* [Recorded information]:
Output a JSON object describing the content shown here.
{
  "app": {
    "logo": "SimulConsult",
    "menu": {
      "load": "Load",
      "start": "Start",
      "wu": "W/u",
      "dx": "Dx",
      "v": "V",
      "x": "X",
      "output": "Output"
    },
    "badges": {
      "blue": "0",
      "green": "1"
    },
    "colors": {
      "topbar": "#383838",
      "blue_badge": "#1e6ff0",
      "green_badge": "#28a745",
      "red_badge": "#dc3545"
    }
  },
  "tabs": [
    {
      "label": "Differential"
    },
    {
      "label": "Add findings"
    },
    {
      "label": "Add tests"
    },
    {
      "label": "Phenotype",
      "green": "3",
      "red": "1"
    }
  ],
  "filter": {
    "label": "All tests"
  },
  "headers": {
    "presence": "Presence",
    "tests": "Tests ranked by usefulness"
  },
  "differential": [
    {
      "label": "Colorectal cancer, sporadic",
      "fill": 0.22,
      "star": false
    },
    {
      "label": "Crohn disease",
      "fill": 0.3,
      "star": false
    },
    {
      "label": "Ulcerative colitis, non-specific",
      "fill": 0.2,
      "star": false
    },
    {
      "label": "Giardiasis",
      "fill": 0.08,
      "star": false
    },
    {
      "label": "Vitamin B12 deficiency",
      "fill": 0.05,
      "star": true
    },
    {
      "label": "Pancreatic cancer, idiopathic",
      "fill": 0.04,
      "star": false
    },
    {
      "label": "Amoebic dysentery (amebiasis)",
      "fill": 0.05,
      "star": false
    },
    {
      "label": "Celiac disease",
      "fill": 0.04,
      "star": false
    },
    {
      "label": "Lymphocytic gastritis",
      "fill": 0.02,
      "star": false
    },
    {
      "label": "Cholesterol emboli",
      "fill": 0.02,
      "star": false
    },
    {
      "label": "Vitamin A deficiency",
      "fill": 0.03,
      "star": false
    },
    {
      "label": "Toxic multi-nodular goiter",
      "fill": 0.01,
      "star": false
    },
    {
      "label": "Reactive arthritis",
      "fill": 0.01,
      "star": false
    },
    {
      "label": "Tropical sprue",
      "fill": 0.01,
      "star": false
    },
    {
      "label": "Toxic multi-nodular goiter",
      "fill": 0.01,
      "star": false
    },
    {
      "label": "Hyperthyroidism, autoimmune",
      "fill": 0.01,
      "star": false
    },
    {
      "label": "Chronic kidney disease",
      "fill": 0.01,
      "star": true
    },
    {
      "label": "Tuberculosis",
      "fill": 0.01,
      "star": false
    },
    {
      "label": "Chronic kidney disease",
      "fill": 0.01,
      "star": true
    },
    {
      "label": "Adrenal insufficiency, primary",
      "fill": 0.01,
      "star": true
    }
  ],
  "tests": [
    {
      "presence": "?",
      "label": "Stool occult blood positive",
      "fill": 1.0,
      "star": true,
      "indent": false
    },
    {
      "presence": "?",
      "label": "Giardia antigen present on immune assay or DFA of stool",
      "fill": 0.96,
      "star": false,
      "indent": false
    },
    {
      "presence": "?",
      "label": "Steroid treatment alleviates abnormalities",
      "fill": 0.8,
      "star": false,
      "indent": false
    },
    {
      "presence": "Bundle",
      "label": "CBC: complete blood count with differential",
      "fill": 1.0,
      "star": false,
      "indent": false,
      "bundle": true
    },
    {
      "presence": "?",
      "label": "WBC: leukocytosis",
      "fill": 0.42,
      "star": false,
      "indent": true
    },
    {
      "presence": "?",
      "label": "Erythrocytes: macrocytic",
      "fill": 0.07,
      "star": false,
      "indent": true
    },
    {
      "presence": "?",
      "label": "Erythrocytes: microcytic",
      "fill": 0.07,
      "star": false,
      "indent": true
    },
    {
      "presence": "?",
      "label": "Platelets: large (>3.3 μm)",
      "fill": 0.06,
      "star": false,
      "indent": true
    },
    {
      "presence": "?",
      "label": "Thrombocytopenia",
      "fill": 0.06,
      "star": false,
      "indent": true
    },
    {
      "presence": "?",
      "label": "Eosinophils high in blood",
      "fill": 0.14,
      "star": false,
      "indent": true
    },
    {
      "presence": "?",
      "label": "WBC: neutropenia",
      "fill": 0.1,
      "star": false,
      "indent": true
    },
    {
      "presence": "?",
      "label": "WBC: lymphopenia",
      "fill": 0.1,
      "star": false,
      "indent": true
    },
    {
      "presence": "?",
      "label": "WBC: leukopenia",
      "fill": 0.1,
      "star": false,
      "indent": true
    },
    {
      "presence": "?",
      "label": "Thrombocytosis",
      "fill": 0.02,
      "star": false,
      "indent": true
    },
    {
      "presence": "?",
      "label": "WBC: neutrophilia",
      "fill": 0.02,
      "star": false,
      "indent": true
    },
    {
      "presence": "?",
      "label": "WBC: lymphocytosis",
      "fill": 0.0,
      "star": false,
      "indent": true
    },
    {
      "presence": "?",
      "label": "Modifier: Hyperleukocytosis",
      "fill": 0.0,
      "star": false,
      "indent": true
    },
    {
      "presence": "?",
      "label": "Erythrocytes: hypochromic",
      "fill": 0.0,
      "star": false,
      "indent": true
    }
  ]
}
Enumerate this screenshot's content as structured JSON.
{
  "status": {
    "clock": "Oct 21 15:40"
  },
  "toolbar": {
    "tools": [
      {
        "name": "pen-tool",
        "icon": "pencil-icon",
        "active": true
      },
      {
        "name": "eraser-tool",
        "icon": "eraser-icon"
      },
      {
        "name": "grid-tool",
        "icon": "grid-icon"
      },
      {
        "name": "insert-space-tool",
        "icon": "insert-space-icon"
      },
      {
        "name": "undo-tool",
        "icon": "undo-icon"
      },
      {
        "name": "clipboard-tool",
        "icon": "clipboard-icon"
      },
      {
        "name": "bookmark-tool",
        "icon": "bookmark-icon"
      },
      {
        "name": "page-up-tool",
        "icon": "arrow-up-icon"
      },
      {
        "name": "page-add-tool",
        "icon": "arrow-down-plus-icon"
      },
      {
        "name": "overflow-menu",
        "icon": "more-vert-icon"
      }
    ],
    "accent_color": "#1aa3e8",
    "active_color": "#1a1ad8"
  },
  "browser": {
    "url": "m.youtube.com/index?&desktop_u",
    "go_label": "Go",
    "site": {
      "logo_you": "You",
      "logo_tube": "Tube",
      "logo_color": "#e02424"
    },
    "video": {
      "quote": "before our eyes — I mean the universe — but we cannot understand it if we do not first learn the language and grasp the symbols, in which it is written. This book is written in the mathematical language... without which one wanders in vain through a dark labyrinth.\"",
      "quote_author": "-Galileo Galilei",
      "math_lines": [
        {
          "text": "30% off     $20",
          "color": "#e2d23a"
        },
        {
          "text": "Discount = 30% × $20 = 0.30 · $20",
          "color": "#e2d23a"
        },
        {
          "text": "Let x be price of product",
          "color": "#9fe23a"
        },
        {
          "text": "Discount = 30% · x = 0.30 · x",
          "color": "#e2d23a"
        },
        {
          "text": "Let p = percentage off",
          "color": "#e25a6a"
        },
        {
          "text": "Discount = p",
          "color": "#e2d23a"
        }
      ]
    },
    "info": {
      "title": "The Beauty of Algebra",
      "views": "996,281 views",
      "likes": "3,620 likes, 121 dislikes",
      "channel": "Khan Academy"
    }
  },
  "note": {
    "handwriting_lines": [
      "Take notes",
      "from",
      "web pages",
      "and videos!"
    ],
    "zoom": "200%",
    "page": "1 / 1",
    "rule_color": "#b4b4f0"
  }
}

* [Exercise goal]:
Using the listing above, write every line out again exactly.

* [Task response]:
Output a JSON object describing the content shown here.
{
  "app": {
    "logo": "SimulConsult",
    "menu": {
      "load": "Load",
      "start": "Start",
      "wu": "W/u",
      "dx": "Dx",
      "v": "V",
      "x": "X",
      "output": "Output"
    },
    "badges": {
      "blue": "0",
      "green": "1"
    },
    "colors": {
      "topbar": "#383838",
      "blue_badge": "#1e6ff0",
      "green_badge": "#28a745",
      "red_badge": "#dc3545"
    }
  },
  "tabs": [
    {
      "label": "Differential"
    },
    {
      "label": "Add findings"
    },
    {
      "label": "Add tests"
    },
    {
      "label": "Phenotype",
      "green": "3",
      "red": "1"
    }
  ],
  "filter": {
    "label": "All tests"
  },
  "headers": {
    "presence": "Presence",
    "tests": "Tests ranked by usefulness"
  },
  "differential": [
    {
      "label": "Colorectal cancer, sporadic",
      "fill": 0.22,
      "star": false
    },
    {
      "label": "Crohn disease",
      "fill": 0.3,
      "star": false
    },
    {
      "label": "Ulcerative colitis, non-specific",
      "fill": 0.2,
      "star": false
    },
    {
      "label": "Giardiasis",
      "fill": 0.08,
      "star": false
    },
    {
      "label": "Vitamin B12 deficiency",
      "fill": 0.05,
      "star": true
    },
    {
      "label": "Pancreatic cancer, idiopathic",
      "fill": 0.04,
      "star": false
    },
    {
      "label": "Amoebic dysentery (amebiasis)",
      "fill": 0.05,
      "star": false
    },
    {
      "label": "Celiac disease",
      "fill": 0.04,
      "star": false
    },
    {
      "label": "Lymphocytic gastritis",
      "fill": 0.02,
      "star": false
    },
    {
      "label": "Cholesterol emboli",
      "fill": 0.02,
      "star": false
    },
    {
      "label": "Vitamin A deficiency",
      "fill": 0.03,
      "star": false
    },
    {
      "label": "Toxic multi-nodular goiter",
      "fill": 0.01,
      "star": false
    },
    {
      "label": "Reactive arthritis",
      "fill": 0.01,
      "star": false
    },
    {
      "label": "Tropical sprue",
      "fill": 0.01,
      "star": false
    },
    {
      "label": "Toxic multi-nodular goiter",
      "fill": 0.01,
      "star": false
    },
    {
      "label": "Hyperthyroidism, autoimmune",
      "fill": 0.01,
      "star": false
    },
    {
      "label": "Chronic kidney disease",
      "fill": 0.01,
      "star": true
    },
    {
      "label": "Tuberculosis",
      "fill": 0.01,
      "star": false
    },
    {
      "label": "Chronic kidney disease",
      "fill": 0.01,
      "star": true
    },
    {
      "label": "Adrenal insufficiency, primary",
      "fill": 0.01,
      "star": true
    }
  ],
  "tests": [
    {
      "presence": "?",
      "label": "Stool occult blood positive",
      "fill": 1.0,
      "star": true,
      "indent": false
    },
    {
      "presence": "?",
      "label": "Giardia antigen present on immune assay or DFA of stool",
      "fill": 0.96,
      "star": false,
      "indent": false
    },
    {
      "presence": "?",
      "label": "Steroid treatment alleviates abnormalities",
      "fill": 0.8,
      "star": false,
      "indent": false
    },
    {
      "presence": "Bundle",
      "label": "CBC: complete blood count with differential",
      "fill": 1.0,
      "star": false,
      "indent": false,
      "bundle": true
    },
    {
      "presence": "?",
      "label": "WBC: leukocytosis",
      "fill": 0.42,
      "star": false,
      "indent": true
    },
    {
      "presence": "?",
      "label": "Erythrocytes: macrocytic",
      "fill": 0.07,
      "star": false,
      "indent": true
    },
    {
      "presence": "?",
      "label": "Erythrocytes: microcytic",
      "fill": 0.07,
      "star": false,
      "indent": true
    },
    {
      "presence": "?",
      "label": "Platelets: large (>3.3 μm)",
      "fill": 0.06,
      "star": false,
      "indent": true
    },
    {
      "presence": "?",
      "label": "Thrombocytopenia",
      "fill": 0.06,
      "star": false,
      "indent": true
    },
    {
      "presence": "?",
      "label": "Eosinophils high in blood",
      "fill": 0.14,
      "star": false,
      "indent": true
    },
    {
      "presence": "?",
      "label": "WBC: neutropenia",
      "fill": 0.1,
      "star": false,
      "indent": true
    },
    {
      "presence": "?",
      "label": "WBC: lymphopenia",
      "fill": 0.1,
      "star": false,
      "indent": true
    },
    {
      "presence": "?",
      "label": "WBC: leukopenia",
      "fill": 0.1,
      "star": false,
      "indent": true
    },
    {
      "presence": "?",
      "label": "Thrombocytosis",
      "fill": 0.02,
      "star": false,
      "indent": true
    },
    {
      "presence": "?",
      "label": "WBC: neutrophilia",
      "fill": 0.02,
      "star": false,
      "indent": true
    },
    {
      "presence": "?",
      "label": "WBC: lymphocytosis",
      "fill": 0.0,
      "star": false,
      "indent": true
    },
    {
      "presence": "?",
      "label": "Modifier: Hyperleukocytosis",
      "fill": 0.0,
      "star": false,
      "indent": true
    },
    {
      "presence": "?",
      "label": "Erythrocytes: hypochromic",
      "fill": 0.0,
      "star": false,
      "indent": true
    }
  ]
}
Enumerate this screenshot's content as structured JSON.
{
  "status": {
    "clock": "Oct 21 15:40"
  },
  "toolbar": {
    "tools": [
      {
        "name": "pen-tool",
        "icon": "pencil-icon",
        "active": true
      },
      {
        "name": "eraser-tool",
        "icon": "eraser-icon"
      },
      {
        "name": "grid-tool",
        "icon": "grid-icon"
      },
      {
        "name": "insert-space-tool",
        "icon": "insert-space-icon"
      },
      {
        "name": "undo-tool",
        "icon": "undo-icon"
      },
      {
        "name": "clipboard-tool",
        "icon": "clipboard-icon"
      },
      {
        "name": "bookmark-tool",
        "icon": "bookmark-icon"
      },
      {
        "name": "page-up-tool",
        "icon": "arrow-up-icon"
      },
      {
        "name": "page-add-tool",
        "icon": "arrow-down-plus-icon"
      },
      {
        "name": "overflow-menu",
        "icon": "more-vert-icon"
      }
    ],
    "accent_color": "#1aa3e8",
    "active_color": "#1a1ad8"
  },
  "browser": {
    "url": "m.youtube.com/index?&desktop_u",
    "go_label": "Go",
    "site": {
      "logo_you": "You",
      "logo_tube": "Tube",
      "logo_color": "#e02424"
    },
    "video": {
      "quote": "before our eyes — I mean the universe — but we cannot understand it if we do not first learn the language and grasp the symbols, in which it is written. This book is written in the mathematical language... without which one wanders in vain through a dark labyrinth.\"",
      "quote_author": "-Galileo Galilei",
      "math_lines": [
        {
          "text": "30% off     $20",
          "color": "#e2d23a"
        },
        {
          "text": "Discount = 30% × $20 = 0.30 · $20",
          "color": "#e2d23a"
        },
        {
          "text": "Let x be price of product",
          "color": "#9fe23a"
        },
        {
          "text": "Discount = 30% · x = 0.30 · x",
          "color": "#e2d23a"
        },
        {
          "text": "Let p = percentage off",
          "color": "#e25a6a"
        },
        {
          "text": "Discount = p",
          "color": "#e2d23a"
        }
      ]
    },
    "info": {
      "title": "The Beauty of Algebra",
      "views": "996,281 views",
      "likes": "3,620 likes, 121 dislikes",
      "channel": "Khan Academy"
    }
  },
  "note": {
    "handwriting_lines": [
      "Take notes",
      "from",
      "web pages",
      "and videos!"
    ],
    "zoom": "200%",
    "page": "1 / 1",
    "rule_color": "#b4b4f0"
  }
}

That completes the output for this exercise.